ROSTOV-ON-DON (Reuters) - As Uruguay fans whipped up a fervent atmosphere on the eve of their team’s World Cup game against Saudi Arabia, supporters expressed their gratitude toward coach Oscar Tabarez whilst admitting their concern over the form of Luis Suarez.
Suarez, who on Wednesday will make his 100th appearance for the national team, missed a glut of chances in the 1-0 win over Egypt in their opening Group A game, when Jose Gimenez’s late header saved his blushes.
“Suarez hasn’t got going yet but we hope he starts to show who he really is from now,” said Fabian Vuissa, 30, from Montevideo as he queued to get into a fan zone in Rostov.
Fellow Uruguay supporter Juan Martin Di Pascua, 22, draped in a national team flag, said: “It makes us a bit worried as he’s the key for the team along with (Edinson) Cavani so I pray to God he starts playing well again soon.”
Despite only 3.4 million people to choose from, Uruguay have long punched above their weight in international soccer, lifting the first ever World Cup in 1930 and producing the infamous ‘Maracanazo’ by beating hosts Brazil to win it again in 1950.
Behind Di Pascua, a throng of fans belted out a chant recalling that inaugural World Cup triumph, singing: ‘We’re going to do it again, we’ll be champions again, just like the first time.’
He added: “Football is a huge part of our culture, it’s something we live, it’s football, football and football. While other nations treat it as a sport, for us it’s a passion.”
Uruguay failed to qualify for three out of four World Cups between 1994 and 2006 but the nation’s hopes have been reignited by coach Tabarez, a former school teacher affectionately known as El Maestro.
He led them to the 2010 World Cup semi-finals, their best result since 1970, and if his side beat Saudi Arabia in Rostov they will secure their passage to the last 16 for a third successive World Cup for the first time.
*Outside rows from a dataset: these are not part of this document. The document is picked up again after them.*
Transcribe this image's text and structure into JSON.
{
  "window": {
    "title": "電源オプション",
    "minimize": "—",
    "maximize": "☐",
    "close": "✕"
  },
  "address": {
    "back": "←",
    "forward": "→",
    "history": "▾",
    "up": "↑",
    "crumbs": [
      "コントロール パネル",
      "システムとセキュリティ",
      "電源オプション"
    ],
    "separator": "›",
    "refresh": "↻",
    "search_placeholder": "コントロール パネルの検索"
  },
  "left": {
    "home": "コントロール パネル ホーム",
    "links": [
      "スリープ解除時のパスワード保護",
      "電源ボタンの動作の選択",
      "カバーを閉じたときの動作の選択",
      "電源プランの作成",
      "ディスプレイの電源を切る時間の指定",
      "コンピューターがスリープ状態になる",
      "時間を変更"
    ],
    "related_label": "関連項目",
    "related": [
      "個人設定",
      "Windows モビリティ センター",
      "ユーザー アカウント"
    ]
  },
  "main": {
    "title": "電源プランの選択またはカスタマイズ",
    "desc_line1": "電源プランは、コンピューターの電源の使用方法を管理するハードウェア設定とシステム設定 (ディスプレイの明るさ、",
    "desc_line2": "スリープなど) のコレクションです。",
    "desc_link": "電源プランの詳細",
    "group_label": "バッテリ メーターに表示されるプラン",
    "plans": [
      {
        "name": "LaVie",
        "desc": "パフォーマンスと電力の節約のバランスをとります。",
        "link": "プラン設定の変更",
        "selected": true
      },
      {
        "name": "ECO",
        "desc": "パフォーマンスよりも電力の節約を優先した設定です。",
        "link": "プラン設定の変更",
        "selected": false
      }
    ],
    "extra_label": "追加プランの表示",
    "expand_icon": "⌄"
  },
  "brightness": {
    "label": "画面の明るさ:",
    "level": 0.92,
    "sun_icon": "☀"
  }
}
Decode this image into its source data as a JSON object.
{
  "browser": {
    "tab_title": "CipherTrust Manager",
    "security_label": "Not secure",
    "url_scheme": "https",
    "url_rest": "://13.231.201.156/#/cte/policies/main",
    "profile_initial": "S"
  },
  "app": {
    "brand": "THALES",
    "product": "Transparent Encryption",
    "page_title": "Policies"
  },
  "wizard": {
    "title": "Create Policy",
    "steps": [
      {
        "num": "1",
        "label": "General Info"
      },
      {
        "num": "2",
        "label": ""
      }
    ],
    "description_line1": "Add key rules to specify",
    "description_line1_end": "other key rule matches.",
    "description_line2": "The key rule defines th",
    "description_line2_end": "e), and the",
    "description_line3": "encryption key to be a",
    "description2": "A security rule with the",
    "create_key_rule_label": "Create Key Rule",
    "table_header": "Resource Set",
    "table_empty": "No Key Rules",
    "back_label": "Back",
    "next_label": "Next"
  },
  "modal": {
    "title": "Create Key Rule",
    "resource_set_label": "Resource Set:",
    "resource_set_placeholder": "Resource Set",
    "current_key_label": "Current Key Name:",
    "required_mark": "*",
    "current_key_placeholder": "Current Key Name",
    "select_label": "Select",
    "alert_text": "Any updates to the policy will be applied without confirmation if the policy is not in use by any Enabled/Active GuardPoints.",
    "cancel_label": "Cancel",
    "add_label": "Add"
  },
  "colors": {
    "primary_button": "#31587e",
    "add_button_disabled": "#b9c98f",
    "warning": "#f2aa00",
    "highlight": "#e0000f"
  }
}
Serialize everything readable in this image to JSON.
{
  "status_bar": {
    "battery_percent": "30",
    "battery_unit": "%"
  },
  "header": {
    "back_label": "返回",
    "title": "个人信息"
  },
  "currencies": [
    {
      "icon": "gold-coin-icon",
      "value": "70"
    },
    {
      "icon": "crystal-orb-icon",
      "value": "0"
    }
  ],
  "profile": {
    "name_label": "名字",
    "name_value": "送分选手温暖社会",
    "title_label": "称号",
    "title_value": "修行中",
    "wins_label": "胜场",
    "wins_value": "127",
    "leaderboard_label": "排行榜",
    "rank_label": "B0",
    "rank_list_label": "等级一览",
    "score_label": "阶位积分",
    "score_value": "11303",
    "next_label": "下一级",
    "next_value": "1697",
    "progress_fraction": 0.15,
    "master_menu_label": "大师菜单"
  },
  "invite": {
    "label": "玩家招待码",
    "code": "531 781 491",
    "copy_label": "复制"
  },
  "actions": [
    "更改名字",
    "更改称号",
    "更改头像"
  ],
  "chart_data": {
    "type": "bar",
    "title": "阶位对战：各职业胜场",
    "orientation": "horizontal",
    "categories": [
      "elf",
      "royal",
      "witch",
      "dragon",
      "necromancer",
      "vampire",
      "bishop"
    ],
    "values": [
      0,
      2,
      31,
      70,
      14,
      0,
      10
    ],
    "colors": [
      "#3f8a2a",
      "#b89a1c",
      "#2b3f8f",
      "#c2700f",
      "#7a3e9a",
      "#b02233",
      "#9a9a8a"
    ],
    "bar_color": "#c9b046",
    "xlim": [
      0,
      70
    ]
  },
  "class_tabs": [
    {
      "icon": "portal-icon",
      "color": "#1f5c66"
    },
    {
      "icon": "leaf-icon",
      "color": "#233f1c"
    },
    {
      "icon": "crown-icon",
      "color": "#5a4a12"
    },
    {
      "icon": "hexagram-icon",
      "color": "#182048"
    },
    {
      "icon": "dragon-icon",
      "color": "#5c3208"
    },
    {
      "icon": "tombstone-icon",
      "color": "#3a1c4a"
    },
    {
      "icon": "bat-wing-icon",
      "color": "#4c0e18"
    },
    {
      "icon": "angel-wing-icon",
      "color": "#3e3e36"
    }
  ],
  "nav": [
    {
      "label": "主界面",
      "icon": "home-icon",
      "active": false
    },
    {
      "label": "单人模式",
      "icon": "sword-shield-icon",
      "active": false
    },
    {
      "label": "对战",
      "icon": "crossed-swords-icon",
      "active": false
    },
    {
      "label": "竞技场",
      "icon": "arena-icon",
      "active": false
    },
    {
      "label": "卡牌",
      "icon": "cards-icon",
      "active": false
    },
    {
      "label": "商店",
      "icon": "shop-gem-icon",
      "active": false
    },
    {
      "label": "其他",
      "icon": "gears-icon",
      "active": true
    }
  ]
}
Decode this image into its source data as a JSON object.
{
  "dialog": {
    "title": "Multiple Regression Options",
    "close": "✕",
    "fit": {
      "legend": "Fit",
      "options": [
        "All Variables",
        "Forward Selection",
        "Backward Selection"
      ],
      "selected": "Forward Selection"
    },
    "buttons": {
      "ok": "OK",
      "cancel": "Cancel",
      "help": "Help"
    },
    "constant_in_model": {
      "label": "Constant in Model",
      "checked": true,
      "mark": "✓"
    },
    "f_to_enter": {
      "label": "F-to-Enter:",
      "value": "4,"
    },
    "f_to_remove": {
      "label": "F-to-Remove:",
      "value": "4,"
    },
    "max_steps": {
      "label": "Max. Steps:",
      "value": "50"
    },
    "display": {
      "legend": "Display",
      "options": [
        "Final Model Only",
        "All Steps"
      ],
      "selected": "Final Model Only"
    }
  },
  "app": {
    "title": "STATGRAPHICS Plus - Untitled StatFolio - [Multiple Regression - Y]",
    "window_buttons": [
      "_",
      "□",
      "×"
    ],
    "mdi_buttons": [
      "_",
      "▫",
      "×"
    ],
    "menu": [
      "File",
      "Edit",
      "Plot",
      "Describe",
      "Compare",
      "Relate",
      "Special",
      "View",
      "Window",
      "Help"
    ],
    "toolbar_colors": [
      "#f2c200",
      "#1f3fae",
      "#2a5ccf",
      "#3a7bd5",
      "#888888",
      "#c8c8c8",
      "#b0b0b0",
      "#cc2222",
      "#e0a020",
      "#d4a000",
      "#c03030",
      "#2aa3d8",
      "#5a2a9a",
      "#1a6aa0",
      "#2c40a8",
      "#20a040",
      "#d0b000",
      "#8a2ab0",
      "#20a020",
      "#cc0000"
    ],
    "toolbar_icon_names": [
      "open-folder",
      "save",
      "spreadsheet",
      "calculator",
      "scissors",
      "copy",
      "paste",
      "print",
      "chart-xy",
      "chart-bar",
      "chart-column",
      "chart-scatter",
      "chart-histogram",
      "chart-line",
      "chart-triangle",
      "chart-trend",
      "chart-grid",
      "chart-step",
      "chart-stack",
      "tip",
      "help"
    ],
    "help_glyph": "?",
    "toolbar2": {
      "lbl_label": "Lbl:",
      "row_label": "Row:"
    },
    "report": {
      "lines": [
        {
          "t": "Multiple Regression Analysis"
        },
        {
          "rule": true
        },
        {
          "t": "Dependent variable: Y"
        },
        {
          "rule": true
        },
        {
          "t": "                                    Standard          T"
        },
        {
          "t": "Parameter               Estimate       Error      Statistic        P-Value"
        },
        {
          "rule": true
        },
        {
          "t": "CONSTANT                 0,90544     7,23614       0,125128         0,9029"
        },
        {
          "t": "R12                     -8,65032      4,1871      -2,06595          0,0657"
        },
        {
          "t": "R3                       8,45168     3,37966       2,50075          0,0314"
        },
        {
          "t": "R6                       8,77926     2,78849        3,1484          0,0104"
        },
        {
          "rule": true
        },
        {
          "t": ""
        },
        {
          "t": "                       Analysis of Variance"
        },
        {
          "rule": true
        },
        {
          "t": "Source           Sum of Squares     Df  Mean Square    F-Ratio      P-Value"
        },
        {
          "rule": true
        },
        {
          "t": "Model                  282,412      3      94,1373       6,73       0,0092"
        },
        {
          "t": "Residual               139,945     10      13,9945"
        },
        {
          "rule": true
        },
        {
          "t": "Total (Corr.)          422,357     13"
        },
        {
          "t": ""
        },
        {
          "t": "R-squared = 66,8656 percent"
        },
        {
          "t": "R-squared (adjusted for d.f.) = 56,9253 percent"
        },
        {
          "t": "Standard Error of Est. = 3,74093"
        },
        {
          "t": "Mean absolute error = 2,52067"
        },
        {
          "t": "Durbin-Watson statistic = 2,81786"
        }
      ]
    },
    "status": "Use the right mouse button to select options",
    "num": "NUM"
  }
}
“Tabarez changed Uruguayan football, he returned the mystique to the national team, that folklore,” said Hugo Mena, who made a 48-hour journey from the city of Chuy near the border with Brazil to reach Russia.
“He changed the mentality in the team and gave the players a new sense of responsibility and commitment.”
Di Pascua added: “Before Tabarez arrived, the team was practically dead. We’re grateful for everything he’s done.”
Reporting by Richard Martin; Editing by Ken Ferris